The Metropolitan Washington Airports Authority, in partnership with the Transportation Security Administration (TSA), opened two newly constructed 50,000-square-foot security checkpoint buildings Tuesday at Ronald Reagan Washington National Airport (DCA).
“With the opening of these new security checkpoints, we welcome passengers to a new level of convenience and customer service at Reagan National Airport,” said John E. Potter, president and CEO of the Airports Authority. “The new checkpoints will streamline the path of many of the airport’s passengers, offering them more post-security space to dine, shop and relax prior to their fight, in addition to opening new pathways for passengers with connecting flights at Reagan National.”

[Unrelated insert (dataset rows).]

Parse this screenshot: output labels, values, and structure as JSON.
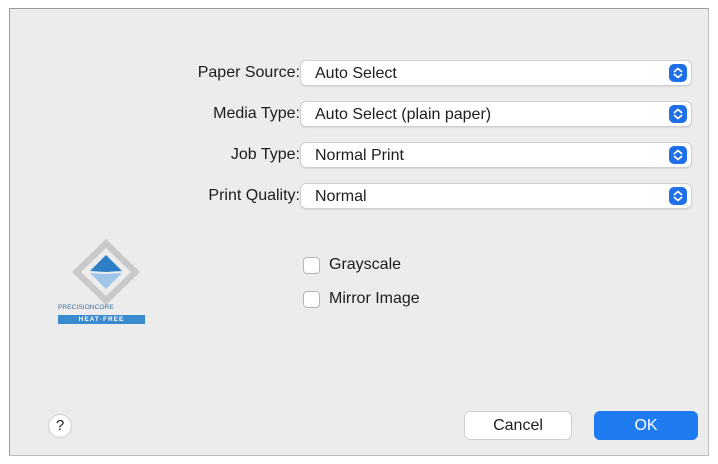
{
  "settings": [
    {
      "label": "Paper Source:",
      "value": "Auto Select"
    },
    {
      "label": "Media Type:",
      "value": "Auto Select (plain paper)"
    },
    {
      "label": "Job Type:",
      "value": "Normal Print"
    },
    {
      "label": "Print Quality:",
      "value": "Normal"
    }
  ],
  "checkboxes": [
    {
      "label": "Grayscale",
      "checked": false
    },
    {
      "label": "Mirror Image",
      "checked": false
    }
  ],
  "logo": {
    "tagline": "PRECISIONCORE",
    "bar_text": "HEAT·FREE",
    "accent_color": "#3a8ad0"
  },
  "footer": {
    "help_label": "?",
    "cancel_label": "Cancel",
    "ok_label": "OK"
  },
  "colors": {
    "dialog_bg": "#ececec",
    "accent": "#1e7bf0"
  }
}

The new checkpoint buildings are connected to walkways that serve Terminal Parking Garages B and C, as well as the airport’s Metrorail station, with multiple escalators and elevators providing connections to the ticketing and baggage claim levels. Inside the buildings, 23 screening lanes will replace the airport’s existing 20 screening lanes, with the ability to expand to 28 lanes. Additionally, each new checkpoint has two restrooms, American and Delta airline check-in kiosks and checked bag drop off, and 1,000 square feet of concessions space, which will open in the future.
“The checkpoints are much more spacious so that they have increased capacity and allow TSA officers to process travelers more comfortably and efficiently than previous space limitations allowed,” said Scott T. Johnson, TSA’s federal security director for the airport. “Additionally, the location of the new checkpoints enables travelers to move between dozens of gates and airport shops, restaurants and other amenities without needing to be re-screened.”
The design of the new checkpoint buildings, like the new concourse, complements the existing terminal architecture – featuring exposed steel, a curvilinear roof structure and large windows made of electrochromic glass that can transform from fully transparent to 99-percent opaque to control the amount of heat and sunlight that enters the buildings to help optimize the new structure’s environmental performance. Project Journey includes many other features in accordance with the airport’s focus on sustainability, such as energy-efficient lighting, heat-reflective roofing materials and electric vehicle infrastructure and underground jet fueling systems to avoid emissions from trucks.
Limited concessions will be available in the public areas of each new checkpoint building while the construction of WH Smith Cafes continues. Passengers traveling on Alaska, American, Delta, JetBlue and United who have cleared security will be able to access all airport concessions between Gates 10 and 59. A complete list of shops and restaurants, including five that opened in the new 14-gate concourse, is available on the shopping and dining information webpage. Passengers traveling on Southwest and other airlines using Gates 1 through 9 in Terminal A will continue to use the existing security checkpoint facilities in Terminal A.
A new webpage posted to flyreagan.com explains the changes in wayfinding passengers can familiarize themselves with before traveling. Roadway travel patterns, including curbside drop-off and pick-up options for private vehicles, taxis and ride app services remain unchanged for all airlines at Terminals A, B and C.
The opening of the new checkpoint buildings for Terminal B/C marks the final major milestone toward the completion of Project Journey, the airport’s $1 billion capital improvement program. A new 14-gate concourse, replacing the busing operation at Gate 35X, began serving passengers in April.
Even with the opening of the new checkpoints, work continues in the final phases of Project Journey, as the current Terminal B/C checkpoints and the escalators and elevators that connected the ticketing and concourse levels will be removed, making way for new shops, restaurants, restrooms and seating areas. In addition, passengers will continue to see work taking place on the airport roadways, around the exterior of the new concourse and on the baggage claim level of the terminal.
“We appreciate our passengers’ patience and understanding over the past few years, and in the months to come, during the construction process as we make improvements to substantially enhance our customers’ experience,” Potter said. “Once all this work is complete, we believe passengers will find the inconveniences to have been well worth it as we continue building the airport of the future to serve the National Capital Region.”
For more information about Project Journey, visit flyreagan.com/projectjourney.